It’s a year since live concert-giving came to a shuddering halt and many freelance musicians have found their work come to a virtual standstill. The work of leading early music choir and ensemble Armonico Consort during that time has been especially valuable.

“All my solo work has just disappeared. Amateur choirs and choral societies aren't allowed to perform together right now, which is a blow for the professional singers and orchestral musicians who rely on that work alongside all their other engagements.” Elizabeth Adams, soprano.

“As a member of the King’s Singers, we usually perform over 100 concerts a year. Since touring has been impossible, we have only sung 4 concerts in the last year so our work has been drastically reduced.” Edward Button, countertenor.

Armonico Consort has been providing much-needed employment and income for its freelance singers and players by filming performances of some of its favourite early music and releasing them to watch on demand.

“I have missed playing with others. I don’t think that there’s any amount of solo practice that can replace rehearsing and performing with others.” Joanne Miller, viola

“It was such a pleasure singing wonderful programmes in person after such a long absence of singing together live. The opportunity to get together and meet others was a real treat.” Edward Button, countertenor

Bach’s Easter Cantata is the fourth of the choir’s new streamed concerts, conducted by Christopher Monks and beautifully filmed at the Royal Pump Rooms, Leamington Spa.

“The effort made by the Armonico Consort to engage musicians has been greatly appreciated.” Graham Neal, tenor.

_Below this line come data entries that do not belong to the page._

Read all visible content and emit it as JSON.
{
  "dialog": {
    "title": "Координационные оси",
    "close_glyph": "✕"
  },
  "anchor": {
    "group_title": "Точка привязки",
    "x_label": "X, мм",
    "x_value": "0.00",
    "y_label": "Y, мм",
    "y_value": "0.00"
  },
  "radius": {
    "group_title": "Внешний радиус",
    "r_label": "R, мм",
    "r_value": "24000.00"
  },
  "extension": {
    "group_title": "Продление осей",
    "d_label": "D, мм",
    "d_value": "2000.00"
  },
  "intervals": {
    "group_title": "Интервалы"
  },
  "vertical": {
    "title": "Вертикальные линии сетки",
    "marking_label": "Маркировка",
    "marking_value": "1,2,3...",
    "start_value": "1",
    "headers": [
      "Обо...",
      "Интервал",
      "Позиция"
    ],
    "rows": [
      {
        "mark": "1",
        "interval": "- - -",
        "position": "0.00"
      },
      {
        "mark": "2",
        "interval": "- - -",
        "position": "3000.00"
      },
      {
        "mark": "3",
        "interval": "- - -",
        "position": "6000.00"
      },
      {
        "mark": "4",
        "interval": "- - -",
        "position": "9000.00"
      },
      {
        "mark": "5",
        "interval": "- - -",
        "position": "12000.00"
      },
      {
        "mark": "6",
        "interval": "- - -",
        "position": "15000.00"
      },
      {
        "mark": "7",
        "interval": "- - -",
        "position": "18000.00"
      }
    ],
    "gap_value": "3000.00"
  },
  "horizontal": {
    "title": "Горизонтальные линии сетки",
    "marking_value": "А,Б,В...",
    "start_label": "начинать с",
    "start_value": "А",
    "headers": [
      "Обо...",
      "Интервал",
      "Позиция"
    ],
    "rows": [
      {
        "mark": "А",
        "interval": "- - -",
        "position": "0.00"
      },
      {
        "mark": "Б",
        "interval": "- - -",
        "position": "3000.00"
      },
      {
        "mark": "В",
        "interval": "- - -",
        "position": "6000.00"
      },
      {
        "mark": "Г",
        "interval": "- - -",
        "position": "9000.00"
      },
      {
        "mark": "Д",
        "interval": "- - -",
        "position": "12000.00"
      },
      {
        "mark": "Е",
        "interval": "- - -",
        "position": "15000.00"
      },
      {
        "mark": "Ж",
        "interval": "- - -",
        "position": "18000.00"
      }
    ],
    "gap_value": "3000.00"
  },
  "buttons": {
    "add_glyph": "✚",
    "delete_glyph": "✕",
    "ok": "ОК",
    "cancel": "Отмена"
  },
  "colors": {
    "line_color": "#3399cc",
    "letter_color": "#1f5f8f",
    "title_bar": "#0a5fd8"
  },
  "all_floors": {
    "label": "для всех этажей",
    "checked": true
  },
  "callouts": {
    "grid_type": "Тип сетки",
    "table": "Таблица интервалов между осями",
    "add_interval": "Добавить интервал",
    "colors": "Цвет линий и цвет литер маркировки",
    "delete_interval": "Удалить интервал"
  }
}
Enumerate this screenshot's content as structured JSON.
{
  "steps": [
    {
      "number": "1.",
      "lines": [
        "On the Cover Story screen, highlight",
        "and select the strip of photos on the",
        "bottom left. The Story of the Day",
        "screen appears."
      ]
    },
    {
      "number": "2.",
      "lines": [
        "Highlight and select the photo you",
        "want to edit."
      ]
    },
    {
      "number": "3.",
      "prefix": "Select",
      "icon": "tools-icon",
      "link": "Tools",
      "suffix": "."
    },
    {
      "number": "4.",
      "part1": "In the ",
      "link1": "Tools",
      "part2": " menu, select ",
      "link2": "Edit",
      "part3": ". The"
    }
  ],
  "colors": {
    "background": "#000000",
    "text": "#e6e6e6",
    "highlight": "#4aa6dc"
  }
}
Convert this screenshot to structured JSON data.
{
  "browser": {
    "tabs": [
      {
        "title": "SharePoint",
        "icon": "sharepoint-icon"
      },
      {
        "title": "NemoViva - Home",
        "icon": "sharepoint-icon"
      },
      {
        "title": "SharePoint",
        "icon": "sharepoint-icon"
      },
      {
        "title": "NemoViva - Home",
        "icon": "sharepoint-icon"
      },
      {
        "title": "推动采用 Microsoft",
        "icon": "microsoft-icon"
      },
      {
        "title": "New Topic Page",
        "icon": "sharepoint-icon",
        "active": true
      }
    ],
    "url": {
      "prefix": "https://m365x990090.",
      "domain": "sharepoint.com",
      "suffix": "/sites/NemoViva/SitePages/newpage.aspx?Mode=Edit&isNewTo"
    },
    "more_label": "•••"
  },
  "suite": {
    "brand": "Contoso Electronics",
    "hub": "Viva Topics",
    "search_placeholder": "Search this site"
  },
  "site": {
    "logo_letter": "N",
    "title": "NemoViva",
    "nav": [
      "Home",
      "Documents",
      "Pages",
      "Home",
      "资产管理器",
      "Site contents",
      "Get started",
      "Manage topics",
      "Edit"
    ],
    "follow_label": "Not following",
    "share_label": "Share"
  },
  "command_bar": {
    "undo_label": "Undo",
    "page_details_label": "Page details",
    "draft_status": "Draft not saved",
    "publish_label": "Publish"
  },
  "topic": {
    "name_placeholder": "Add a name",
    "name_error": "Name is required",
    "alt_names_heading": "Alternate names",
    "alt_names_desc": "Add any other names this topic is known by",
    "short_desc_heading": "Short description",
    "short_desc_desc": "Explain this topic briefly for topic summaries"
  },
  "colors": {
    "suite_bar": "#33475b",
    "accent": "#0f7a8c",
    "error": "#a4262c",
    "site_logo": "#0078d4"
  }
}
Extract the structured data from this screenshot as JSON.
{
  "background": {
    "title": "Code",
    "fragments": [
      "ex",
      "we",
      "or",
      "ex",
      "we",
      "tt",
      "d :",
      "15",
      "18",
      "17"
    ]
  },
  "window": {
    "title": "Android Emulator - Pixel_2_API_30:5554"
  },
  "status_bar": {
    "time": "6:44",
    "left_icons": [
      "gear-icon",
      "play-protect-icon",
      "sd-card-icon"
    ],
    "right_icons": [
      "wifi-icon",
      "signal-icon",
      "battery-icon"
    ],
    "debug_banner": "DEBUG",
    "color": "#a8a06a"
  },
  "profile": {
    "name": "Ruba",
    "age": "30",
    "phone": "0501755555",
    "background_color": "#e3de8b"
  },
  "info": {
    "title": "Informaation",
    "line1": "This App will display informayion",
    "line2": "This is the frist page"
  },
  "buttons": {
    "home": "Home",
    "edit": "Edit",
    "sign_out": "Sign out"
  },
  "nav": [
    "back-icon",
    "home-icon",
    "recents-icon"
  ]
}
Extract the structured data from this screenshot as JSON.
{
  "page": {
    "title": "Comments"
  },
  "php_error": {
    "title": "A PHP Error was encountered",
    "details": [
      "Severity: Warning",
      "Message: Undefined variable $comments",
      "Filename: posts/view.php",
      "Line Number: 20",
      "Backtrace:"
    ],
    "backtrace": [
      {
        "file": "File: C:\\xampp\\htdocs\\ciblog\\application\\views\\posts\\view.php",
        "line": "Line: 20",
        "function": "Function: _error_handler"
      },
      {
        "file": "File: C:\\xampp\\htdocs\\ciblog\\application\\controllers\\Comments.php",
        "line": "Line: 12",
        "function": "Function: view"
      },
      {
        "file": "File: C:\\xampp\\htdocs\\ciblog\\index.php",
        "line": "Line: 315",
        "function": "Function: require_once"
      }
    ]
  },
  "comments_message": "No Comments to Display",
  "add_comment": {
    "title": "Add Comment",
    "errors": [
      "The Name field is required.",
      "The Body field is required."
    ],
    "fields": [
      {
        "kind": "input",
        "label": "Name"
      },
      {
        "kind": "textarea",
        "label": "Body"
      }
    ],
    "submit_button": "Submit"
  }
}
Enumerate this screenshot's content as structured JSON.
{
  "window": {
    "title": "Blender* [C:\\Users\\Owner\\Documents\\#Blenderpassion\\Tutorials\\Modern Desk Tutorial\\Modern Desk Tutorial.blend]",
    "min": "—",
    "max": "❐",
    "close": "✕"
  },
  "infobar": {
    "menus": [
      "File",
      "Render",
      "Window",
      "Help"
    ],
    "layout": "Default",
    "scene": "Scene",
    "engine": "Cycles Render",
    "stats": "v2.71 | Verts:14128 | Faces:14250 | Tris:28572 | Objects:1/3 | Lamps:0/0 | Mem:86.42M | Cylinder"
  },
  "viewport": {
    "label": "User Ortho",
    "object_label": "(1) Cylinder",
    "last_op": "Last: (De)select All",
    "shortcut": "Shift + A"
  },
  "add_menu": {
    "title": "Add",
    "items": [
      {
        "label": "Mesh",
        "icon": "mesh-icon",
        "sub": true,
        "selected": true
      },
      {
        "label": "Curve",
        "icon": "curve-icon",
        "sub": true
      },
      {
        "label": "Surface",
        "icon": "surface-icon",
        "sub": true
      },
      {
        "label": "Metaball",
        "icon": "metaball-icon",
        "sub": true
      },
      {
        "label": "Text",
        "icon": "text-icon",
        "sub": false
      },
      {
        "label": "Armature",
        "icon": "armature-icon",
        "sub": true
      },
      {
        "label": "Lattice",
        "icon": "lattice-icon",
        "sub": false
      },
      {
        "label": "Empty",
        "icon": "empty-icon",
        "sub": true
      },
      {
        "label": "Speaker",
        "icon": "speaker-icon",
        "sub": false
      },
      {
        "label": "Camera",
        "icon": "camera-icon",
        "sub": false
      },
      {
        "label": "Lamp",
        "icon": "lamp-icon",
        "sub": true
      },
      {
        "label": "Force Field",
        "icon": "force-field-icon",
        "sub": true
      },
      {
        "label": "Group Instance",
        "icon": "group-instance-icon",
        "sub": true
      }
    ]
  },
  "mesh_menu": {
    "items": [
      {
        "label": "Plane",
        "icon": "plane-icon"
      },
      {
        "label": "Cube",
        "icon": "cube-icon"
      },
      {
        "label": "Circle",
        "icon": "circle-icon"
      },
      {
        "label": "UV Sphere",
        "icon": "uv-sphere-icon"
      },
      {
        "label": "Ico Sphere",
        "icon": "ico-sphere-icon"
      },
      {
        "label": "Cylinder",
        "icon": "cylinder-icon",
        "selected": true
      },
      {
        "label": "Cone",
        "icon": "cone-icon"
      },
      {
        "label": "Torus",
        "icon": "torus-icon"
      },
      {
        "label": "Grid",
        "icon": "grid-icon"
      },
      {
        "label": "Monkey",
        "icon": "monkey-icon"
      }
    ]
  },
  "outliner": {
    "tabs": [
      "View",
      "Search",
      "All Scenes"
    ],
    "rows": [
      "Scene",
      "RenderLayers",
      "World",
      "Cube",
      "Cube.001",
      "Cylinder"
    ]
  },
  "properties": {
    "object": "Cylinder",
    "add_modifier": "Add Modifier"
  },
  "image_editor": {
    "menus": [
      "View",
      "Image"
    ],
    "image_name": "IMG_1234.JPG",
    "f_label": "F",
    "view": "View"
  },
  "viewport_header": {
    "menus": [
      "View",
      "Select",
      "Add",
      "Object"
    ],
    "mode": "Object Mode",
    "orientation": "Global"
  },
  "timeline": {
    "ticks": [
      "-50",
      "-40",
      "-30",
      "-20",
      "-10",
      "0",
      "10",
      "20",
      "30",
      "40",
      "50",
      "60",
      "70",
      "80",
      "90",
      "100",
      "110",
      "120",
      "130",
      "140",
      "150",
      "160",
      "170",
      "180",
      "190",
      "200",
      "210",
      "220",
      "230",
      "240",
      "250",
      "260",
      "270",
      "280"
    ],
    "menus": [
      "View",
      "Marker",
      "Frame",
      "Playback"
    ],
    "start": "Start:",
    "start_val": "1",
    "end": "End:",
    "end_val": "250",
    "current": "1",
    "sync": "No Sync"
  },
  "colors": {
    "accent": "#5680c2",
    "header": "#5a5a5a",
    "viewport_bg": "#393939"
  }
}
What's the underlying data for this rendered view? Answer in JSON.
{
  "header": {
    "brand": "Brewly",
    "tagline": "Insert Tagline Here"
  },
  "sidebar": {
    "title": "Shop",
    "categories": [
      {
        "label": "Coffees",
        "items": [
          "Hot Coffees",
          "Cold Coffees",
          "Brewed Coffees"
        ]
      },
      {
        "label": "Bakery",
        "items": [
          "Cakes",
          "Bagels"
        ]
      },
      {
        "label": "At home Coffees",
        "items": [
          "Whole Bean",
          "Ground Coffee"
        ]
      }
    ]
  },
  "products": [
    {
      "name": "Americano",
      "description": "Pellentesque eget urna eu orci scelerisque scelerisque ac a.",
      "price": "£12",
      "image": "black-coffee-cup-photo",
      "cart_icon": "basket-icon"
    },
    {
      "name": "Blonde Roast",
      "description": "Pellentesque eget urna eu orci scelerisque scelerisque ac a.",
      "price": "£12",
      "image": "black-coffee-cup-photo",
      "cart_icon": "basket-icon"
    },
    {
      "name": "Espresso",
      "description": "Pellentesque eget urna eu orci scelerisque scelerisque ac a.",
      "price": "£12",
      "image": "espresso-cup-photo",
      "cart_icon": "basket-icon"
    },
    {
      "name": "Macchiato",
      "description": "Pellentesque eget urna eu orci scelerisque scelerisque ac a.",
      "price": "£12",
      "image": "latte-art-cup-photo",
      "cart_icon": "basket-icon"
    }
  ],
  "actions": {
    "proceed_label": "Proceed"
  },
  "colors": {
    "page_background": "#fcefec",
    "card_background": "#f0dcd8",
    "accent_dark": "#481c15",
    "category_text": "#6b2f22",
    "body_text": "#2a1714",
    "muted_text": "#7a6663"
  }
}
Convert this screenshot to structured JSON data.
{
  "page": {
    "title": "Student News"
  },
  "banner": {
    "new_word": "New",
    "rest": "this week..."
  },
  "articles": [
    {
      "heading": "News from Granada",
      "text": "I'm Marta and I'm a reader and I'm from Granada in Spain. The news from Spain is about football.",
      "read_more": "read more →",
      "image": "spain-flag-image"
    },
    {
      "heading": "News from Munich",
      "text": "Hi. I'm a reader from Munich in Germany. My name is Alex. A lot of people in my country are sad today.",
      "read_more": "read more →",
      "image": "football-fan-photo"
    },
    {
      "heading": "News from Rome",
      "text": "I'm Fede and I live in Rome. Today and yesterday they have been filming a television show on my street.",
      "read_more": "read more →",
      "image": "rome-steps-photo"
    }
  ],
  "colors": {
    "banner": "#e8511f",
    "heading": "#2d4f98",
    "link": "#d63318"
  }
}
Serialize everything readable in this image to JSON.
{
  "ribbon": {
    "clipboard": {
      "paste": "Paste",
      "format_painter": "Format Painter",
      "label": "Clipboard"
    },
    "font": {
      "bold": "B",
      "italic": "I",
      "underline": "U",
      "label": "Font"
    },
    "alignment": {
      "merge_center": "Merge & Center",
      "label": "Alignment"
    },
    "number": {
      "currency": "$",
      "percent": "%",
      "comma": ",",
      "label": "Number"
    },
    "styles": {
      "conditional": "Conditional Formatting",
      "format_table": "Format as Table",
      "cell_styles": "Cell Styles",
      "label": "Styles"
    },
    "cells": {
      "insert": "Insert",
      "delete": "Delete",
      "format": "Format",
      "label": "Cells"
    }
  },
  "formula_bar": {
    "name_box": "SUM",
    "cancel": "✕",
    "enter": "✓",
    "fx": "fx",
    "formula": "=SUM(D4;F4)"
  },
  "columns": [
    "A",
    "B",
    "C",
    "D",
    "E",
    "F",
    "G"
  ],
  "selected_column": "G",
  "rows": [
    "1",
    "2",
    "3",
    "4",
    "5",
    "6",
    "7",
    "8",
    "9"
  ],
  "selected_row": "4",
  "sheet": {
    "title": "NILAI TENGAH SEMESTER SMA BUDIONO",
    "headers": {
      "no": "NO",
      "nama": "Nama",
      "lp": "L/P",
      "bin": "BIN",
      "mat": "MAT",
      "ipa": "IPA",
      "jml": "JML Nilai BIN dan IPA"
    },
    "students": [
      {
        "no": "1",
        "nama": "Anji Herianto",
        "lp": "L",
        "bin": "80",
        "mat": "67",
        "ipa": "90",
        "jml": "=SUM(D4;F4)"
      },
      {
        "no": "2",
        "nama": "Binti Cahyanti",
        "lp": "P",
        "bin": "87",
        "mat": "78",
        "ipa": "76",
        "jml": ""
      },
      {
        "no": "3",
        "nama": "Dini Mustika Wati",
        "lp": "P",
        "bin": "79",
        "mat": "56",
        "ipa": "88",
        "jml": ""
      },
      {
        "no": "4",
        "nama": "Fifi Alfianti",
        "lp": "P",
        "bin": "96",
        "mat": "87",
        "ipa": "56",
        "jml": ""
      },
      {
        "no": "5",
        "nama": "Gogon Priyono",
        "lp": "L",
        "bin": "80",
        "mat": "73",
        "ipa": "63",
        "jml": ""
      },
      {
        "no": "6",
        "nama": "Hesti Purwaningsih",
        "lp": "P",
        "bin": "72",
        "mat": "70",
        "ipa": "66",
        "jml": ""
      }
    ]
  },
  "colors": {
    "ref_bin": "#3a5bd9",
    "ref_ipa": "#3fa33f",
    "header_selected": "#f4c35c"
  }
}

“Music brings joy to so many people, in a way that nothing else can, and it’s important for us to continue to give that to our audiences.” Elizabeth Adams, soprano.

Other concerts available to watch include choral music by Byrd, Allegri, Victoria and Purcell. Bach’s Easter Cantata, BWV 4 Christ lag in Todesbanden, is released on Easter Saturday 3 April and can be booked now at